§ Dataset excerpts
# # # #

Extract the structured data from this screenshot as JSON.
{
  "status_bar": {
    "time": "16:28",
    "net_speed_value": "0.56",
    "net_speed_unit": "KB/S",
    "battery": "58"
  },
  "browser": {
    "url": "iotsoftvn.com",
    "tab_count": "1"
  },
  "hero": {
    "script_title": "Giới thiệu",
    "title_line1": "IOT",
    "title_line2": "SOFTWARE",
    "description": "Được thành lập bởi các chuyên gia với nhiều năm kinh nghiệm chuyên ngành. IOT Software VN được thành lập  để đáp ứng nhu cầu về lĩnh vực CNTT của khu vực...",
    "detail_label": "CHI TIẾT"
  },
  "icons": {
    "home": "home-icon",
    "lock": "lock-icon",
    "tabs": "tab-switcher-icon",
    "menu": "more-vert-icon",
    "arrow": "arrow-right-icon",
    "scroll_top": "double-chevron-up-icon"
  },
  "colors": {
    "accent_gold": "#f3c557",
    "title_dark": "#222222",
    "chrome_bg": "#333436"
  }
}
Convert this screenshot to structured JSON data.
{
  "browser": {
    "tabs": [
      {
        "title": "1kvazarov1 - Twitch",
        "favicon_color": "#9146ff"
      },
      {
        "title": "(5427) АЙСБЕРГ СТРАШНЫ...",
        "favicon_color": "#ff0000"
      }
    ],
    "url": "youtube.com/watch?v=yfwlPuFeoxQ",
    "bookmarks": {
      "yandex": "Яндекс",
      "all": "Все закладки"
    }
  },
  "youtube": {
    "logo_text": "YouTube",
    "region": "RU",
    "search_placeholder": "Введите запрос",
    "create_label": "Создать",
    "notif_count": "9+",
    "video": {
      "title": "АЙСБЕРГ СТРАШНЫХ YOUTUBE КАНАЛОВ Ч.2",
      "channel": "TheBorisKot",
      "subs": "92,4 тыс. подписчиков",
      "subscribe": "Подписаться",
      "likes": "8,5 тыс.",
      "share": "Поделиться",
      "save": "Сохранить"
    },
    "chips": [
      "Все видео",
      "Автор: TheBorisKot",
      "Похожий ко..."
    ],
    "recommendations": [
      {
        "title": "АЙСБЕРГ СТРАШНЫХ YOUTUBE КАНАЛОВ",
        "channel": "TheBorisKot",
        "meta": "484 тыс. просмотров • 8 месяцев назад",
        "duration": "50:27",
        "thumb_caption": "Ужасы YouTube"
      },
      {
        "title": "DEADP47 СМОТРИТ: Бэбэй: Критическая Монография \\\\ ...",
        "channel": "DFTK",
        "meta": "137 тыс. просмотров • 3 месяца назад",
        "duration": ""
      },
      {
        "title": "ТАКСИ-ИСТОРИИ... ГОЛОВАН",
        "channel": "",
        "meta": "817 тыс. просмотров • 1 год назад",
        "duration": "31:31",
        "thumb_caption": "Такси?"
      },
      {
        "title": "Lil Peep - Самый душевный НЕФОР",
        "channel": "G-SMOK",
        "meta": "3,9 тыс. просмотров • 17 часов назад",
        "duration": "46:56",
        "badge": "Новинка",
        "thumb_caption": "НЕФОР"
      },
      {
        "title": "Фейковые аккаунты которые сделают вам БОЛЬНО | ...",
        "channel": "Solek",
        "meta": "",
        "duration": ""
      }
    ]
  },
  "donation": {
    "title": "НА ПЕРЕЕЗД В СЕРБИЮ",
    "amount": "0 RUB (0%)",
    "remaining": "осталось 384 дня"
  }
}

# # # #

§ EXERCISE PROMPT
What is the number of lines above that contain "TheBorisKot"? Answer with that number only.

§ RESPONSE BOX
3